*** INPUT Section Begins ***

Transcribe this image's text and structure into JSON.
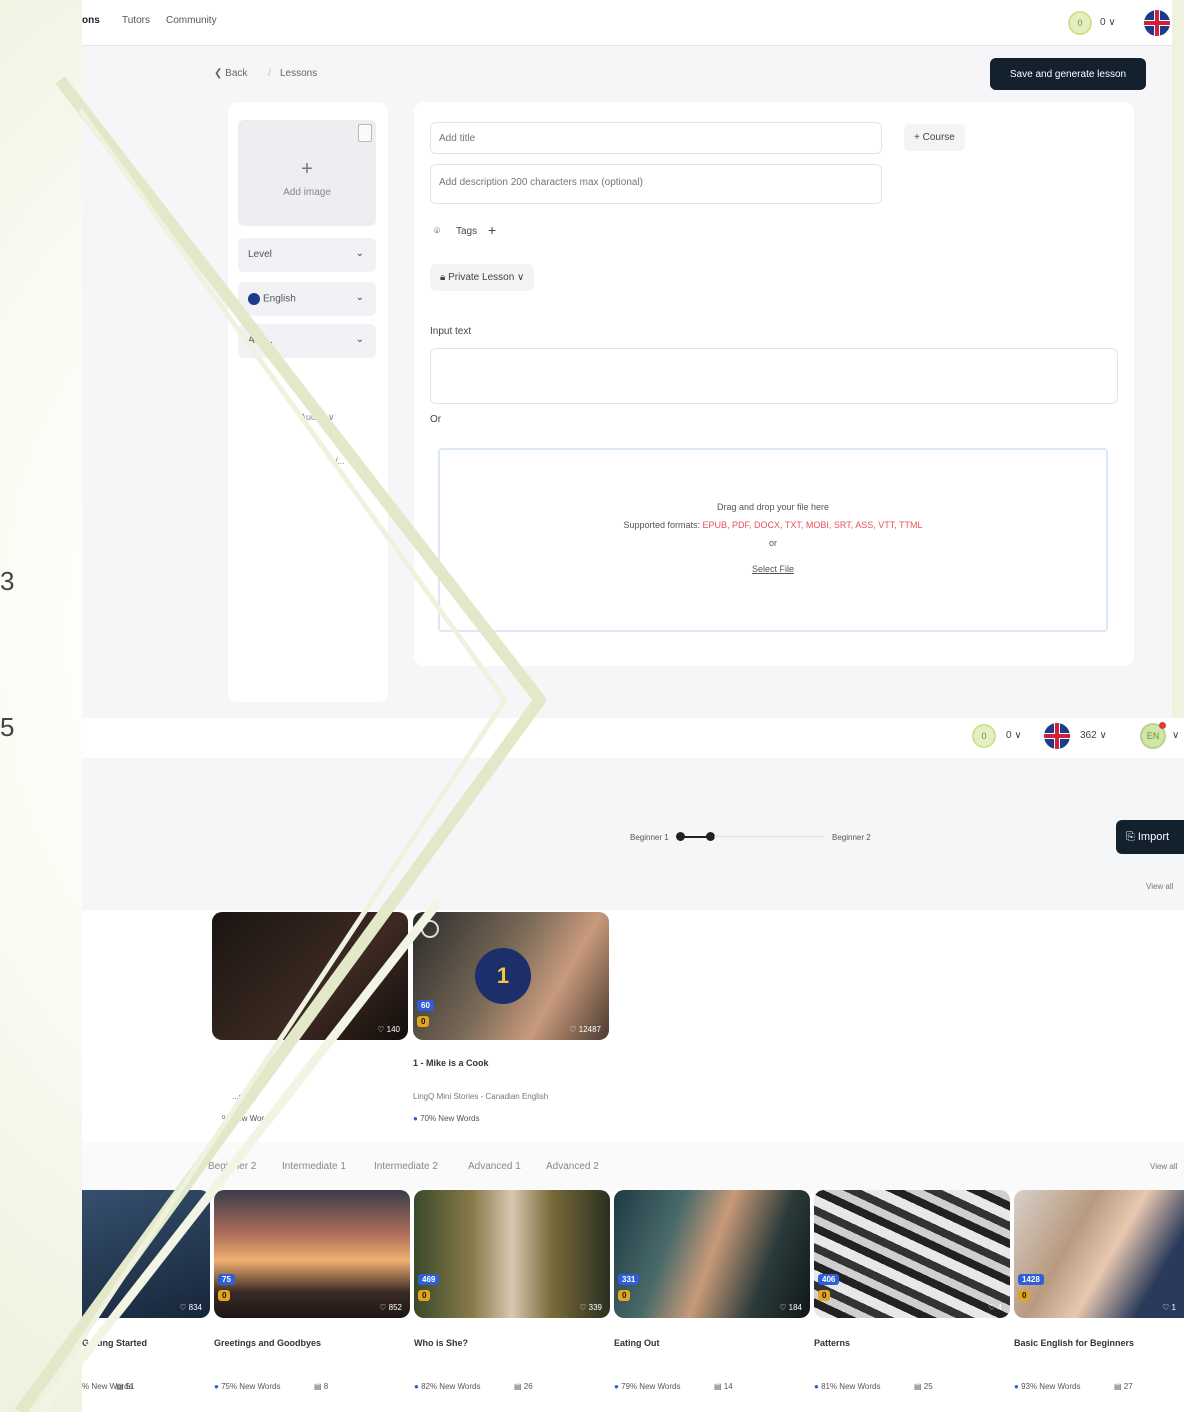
{
  "side_digits": [
    "3",
    "5"
  ],
  "top": {
    "nav": {
      "lessons": "ons",
      "tutors": "Tutors",
      "community": "Community",
      "coin_label": "0",
      "coin_count": "0 ∨"
    },
    "breadcrumb": {
      "back": "❮ Back",
      "sep": "/",
      "current": "Lessons"
    },
    "save_button": "Save and generate lesson",
    "add_image": "Add image",
    "selects": [
      {
        "label": "Level",
        "chevron": "⌄"
      },
      {
        "label": "English",
        "chevron": "⌄"
      },
      {
        "label": "Acc...",
        "chevron": "⌄"
      }
    ],
    "faint_labels": [
      "Audi... ∨",
      "V..."
    ],
    "title_placeholder": "Add title",
    "description_placeholder": "Add description 200 characters max (optional)",
    "course_button": "+ Course",
    "tags_label": "Tags",
    "tags_add": "+",
    "privacy": "Private Lesson ∨",
    "input_text_label": "Input text",
    "or_label": "Or",
    "dropzone": {
      "title": "Drag and drop your file here",
      "formats_prefix": "Supported formats:",
      "formats": "EPUB, PDF, DOCX, TXT, MOBI, SRT, ASS, VTT, TTML",
      "or": "or",
      "select_file": "Select File"
    }
  },
  "bottom": {
    "header": {
      "coin_label": "0",
      "coin_count": "0 ∨",
      "words_count": "362 ∨",
      "avatar_label": "EN",
      "avatar_chevron": "∨"
    },
    "slider": {
      "left": "Beginner 1",
      "right": "Beginner 2"
    },
    "import_button": "Import",
    "view_all_1": "View all",
    "view_all_2": "View all",
    "row1": [
      {
        "likes": "♡ 140",
        "meta": "...ckles",
        "newwords": "% New Words"
      },
      {
        "blue": "60",
        "gold": "0",
        "likes": "♡ 12487",
        "title": "1 - Mike is a Cook",
        "meta": "LingQ Mini Stories - Canadian English",
        "newwords": "70% New Words"
      }
    ],
    "level_tabs": [
      "Beginner 2",
      "Intermediate 1",
      "Intermediate 2",
      "Advanced 1",
      "Advanced 2"
    ],
    "row2": [
      {
        "likes": "♡ 834",
        "title": "Getting Started",
        "newwords": "% New Words",
        "lessons": "51"
      },
      {
        "blue": "75",
        "gold": "0",
        "likes": "♡ 852",
        "title": "Greetings and Goodbyes",
        "newwords": "75% New Words",
        "lessons": "8"
      },
      {
        "blue": "469",
        "gold": "0",
        "likes": "♡ 339",
        "title": "Who is She?",
        "newwords": "82% New Words",
        "lessons": "26"
      },
      {
        "blue": "331",
        "gold": "0",
        "likes": "♡ 184",
        "title": "Eating Out",
        "newwords": "79% New Words",
        "lessons": "14"
      },
      {
        "blue": "406",
        "gold": "0",
        "likes": "♡ 4",
        "title": "Patterns",
        "newwords": "81% New Words",
        "lessons": "25"
      },
      {
        "blue": "1428",
        "gold": "0",
        "likes": "♡ 1",
        "title": "Basic English for Beginners",
        "newwords": "93% New Words",
        "lessons": "27"
      }
    ]
  },
  "colors": {
    "background": "#eef2de",
    "dark_button": "#13202e",
    "formats_red": "#e85454",
    "badge_blue": "#2f5fd6",
    "badge_gold": "#e2a521",
    "stripe": "#e2e8c8"
  }
}
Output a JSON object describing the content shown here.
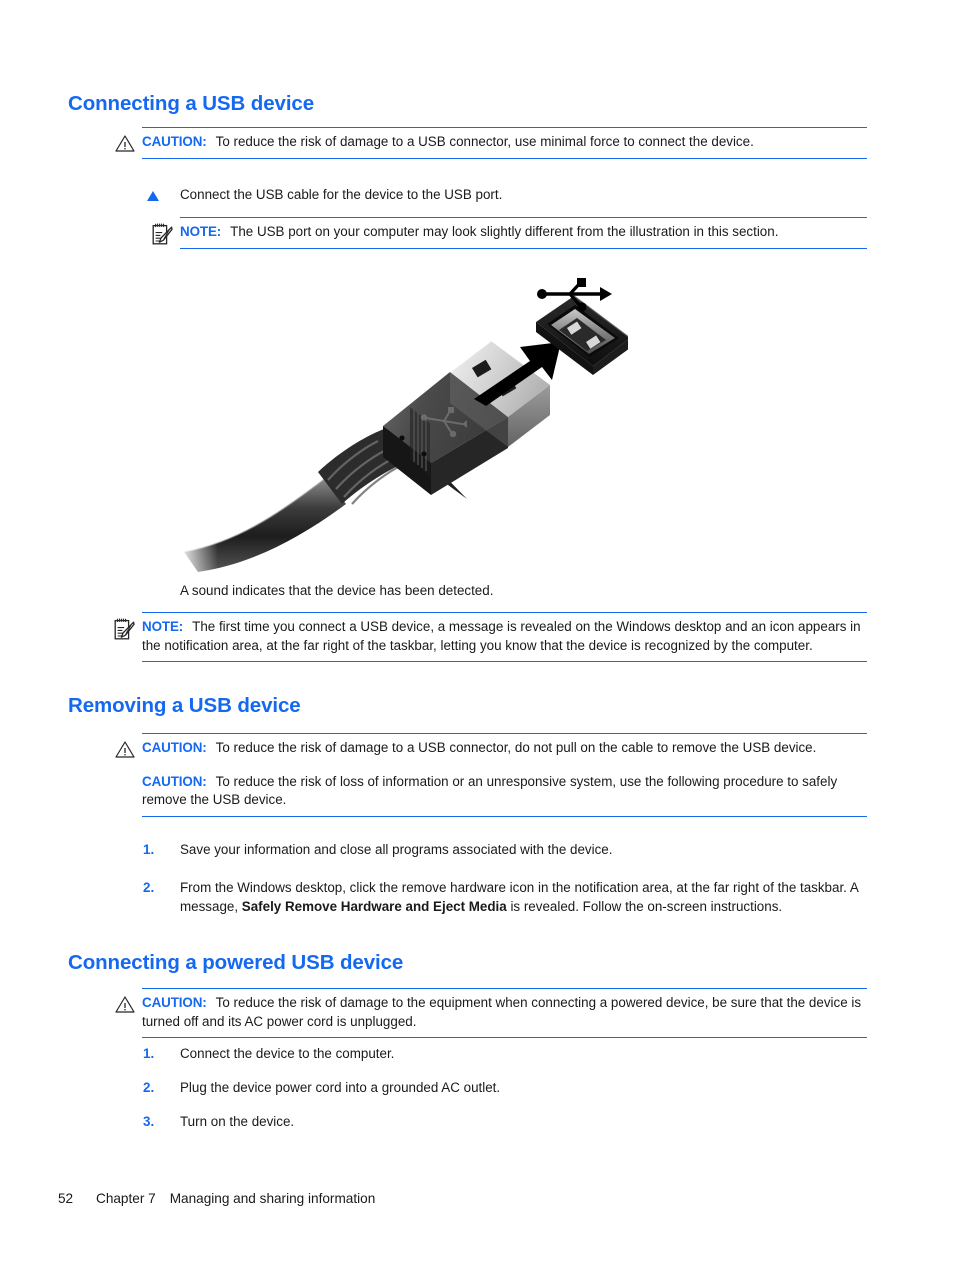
{
  "page": {
    "number": "52",
    "chapter": "Chapter 7",
    "chapter_title": "Managing and sharing information",
    "accent_blue": "#1569f0",
    "text_color": "#1a1a1a"
  },
  "sections": {
    "connecting": {
      "heading": "Connecting a USB device",
      "caution": {
        "label": "CAUTION:",
        "text": "To reduce the risk of damage to a USB connector, use minimal force to connect the device."
      },
      "step": "Connect the USB cable for the device to the USB port.",
      "note": {
        "label": "NOTE:",
        "text": "The USB port on your computer may look slightly different from the illustration in this section."
      },
      "figure": {
        "alt": "USB cable plug being inserted into a USB port",
        "usb_symbol": "usb-trident-symbol"
      },
      "caption": "A sound indicates that the device has been detected.",
      "note2": {
        "label": "NOTE:",
        "text": "The first time you connect a USB device, a message is revealed on the Windows desktop and an icon appears in the notification area, at the far right of the taskbar, letting you know that the device is recognized by the computer."
      }
    },
    "removing": {
      "heading": "Removing a USB device",
      "caution1": {
        "label": "CAUTION:",
        "text": "To reduce the risk of damage to a USB connector, do not pull on the cable to remove the USB device."
      },
      "caution2": {
        "label": "CAUTION:",
        "text": "To reduce the risk of loss of information or an unresponsive system, use the following procedure to safely remove the USB device."
      },
      "steps": [
        {
          "num": "1.",
          "text": "Save your information and close all programs associated with the device."
        },
        {
          "num": "2.",
          "text_before": "From the Windows desktop, click the remove hardware icon in the notification area, at the far right of the taskbar. A message, ",
          "text_bold": "Safely Remove Hardware and Eject Media",
          "text_after": " is revealed. Follow the on-screen instructions."
        }
      ]
    },
    "powered": {
      "heading": "Connecting a powered USB device",
      "caution": {
        "label": "CAUTION:",
        "text": "To reduce the risk of damage to the equipment when connecting a powered device, be sure that the device is turned off and its AC power cord is unplugged."
      },
      "steps": [
        {
          "num": "1.",
          "text": "Connect the device to the computer."
        },
        {
          "num": "2.",
          "text": "Plug the device power cord into a grounded AC outlet."
        },
        {
          "num": "3.",
          "text": "Turn on the device."
        }
      ]
    }
  }
}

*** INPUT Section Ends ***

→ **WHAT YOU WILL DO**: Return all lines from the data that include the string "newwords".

→ **OUTPUT FOR THIS EXERCISE**:
        "newwords": "% New Words"
        "newwords": "70% New Words"
        "newwords": "% New Words",
        "newwords": "75% New Words",
        "newwords": "82% New Words",
        "newwords": "79% New Words",
        "newwords": "81% New Words",
        "newwords": "93% New Words",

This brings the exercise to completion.